Extracted records:
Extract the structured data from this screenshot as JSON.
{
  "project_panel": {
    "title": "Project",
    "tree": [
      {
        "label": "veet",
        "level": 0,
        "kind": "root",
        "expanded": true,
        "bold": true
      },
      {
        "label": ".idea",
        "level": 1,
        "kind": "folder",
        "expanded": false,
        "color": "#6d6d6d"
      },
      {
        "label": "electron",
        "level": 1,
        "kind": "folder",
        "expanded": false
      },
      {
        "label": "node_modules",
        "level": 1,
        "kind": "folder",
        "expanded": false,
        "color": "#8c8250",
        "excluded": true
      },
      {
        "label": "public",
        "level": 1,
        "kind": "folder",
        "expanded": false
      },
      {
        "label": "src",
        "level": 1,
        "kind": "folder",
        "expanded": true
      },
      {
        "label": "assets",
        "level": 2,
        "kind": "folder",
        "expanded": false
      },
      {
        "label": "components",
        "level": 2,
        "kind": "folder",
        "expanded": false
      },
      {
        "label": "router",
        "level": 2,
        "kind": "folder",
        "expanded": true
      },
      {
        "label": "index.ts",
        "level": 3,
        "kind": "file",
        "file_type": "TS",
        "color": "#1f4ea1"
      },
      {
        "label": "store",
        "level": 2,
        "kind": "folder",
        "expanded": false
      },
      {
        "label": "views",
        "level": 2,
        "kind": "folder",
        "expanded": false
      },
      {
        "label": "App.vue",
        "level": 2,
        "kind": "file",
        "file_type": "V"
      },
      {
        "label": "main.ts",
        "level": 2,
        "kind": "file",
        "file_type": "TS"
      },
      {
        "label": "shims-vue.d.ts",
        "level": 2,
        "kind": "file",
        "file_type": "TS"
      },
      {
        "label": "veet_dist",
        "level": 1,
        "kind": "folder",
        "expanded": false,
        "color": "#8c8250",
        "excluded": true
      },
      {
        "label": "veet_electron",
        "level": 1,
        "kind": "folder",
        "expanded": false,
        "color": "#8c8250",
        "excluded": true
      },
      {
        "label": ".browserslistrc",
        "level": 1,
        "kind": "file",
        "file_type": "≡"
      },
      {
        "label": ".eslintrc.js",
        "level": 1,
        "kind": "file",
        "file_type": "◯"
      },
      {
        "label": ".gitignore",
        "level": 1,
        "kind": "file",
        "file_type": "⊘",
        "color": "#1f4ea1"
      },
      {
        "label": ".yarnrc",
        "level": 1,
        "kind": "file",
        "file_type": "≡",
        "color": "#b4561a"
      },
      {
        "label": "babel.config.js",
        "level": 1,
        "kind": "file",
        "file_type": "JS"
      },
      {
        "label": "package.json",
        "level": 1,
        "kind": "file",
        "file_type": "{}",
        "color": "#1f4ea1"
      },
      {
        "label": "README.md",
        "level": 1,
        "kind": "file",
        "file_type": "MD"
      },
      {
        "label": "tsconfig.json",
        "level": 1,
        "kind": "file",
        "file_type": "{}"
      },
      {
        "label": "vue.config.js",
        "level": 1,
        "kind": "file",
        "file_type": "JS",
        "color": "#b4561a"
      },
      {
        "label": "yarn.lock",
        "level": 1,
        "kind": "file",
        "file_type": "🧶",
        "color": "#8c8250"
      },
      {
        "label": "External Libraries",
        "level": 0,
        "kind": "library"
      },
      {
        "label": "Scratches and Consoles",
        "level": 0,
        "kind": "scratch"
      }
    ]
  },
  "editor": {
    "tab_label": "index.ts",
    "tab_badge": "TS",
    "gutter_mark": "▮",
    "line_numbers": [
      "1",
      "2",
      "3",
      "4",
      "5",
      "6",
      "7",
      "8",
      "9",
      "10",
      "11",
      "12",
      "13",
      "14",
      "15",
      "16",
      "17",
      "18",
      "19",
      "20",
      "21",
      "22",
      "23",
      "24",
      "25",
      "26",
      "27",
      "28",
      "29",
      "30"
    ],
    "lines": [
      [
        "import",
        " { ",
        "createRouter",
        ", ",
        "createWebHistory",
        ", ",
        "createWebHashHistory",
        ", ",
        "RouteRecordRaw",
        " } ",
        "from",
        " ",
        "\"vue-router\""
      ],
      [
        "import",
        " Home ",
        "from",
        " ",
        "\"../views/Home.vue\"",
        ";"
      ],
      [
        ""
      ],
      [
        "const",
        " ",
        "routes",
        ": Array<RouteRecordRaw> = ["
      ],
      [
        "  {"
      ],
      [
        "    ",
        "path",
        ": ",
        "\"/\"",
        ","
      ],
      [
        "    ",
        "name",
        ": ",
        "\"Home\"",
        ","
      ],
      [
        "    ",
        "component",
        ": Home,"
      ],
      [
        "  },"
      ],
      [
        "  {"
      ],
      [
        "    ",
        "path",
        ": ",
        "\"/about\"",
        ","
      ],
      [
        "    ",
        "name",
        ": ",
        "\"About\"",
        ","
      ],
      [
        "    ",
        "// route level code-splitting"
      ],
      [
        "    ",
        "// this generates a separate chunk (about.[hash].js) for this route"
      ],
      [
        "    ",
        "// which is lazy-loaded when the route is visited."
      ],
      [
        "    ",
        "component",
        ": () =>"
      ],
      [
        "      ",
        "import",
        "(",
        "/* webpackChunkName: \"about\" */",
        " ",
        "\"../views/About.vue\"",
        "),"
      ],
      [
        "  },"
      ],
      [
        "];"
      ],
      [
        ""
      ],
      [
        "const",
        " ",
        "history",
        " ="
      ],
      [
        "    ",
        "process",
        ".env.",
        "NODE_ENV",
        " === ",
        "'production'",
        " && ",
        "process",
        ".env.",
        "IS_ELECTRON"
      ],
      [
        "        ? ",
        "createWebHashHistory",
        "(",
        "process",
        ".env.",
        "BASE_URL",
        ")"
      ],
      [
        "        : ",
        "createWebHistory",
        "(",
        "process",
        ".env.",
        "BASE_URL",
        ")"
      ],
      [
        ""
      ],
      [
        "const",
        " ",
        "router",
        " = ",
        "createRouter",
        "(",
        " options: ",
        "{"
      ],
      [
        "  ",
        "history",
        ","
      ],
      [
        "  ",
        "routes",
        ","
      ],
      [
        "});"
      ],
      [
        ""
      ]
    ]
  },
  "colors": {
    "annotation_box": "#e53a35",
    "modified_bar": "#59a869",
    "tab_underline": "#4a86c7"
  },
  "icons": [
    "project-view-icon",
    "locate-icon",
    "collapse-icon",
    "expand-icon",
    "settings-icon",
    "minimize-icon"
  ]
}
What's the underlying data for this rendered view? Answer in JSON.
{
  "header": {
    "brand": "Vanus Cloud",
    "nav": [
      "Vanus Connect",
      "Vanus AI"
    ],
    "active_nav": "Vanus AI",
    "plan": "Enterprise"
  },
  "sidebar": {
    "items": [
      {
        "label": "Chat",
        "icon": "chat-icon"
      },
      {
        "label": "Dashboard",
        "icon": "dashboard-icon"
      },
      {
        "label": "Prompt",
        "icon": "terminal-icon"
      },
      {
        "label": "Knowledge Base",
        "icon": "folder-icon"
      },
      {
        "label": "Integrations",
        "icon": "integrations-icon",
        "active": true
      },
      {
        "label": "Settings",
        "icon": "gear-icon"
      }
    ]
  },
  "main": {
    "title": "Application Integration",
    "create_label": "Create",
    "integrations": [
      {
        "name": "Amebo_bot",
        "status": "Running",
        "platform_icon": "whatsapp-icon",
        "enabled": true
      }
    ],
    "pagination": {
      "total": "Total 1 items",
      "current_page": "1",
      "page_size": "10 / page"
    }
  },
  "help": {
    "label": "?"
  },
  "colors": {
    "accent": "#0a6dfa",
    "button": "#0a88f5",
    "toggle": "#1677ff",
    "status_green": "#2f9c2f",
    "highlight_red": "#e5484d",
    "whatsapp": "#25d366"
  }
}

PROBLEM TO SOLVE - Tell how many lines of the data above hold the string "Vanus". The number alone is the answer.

WRITTEN SOLUTION - 4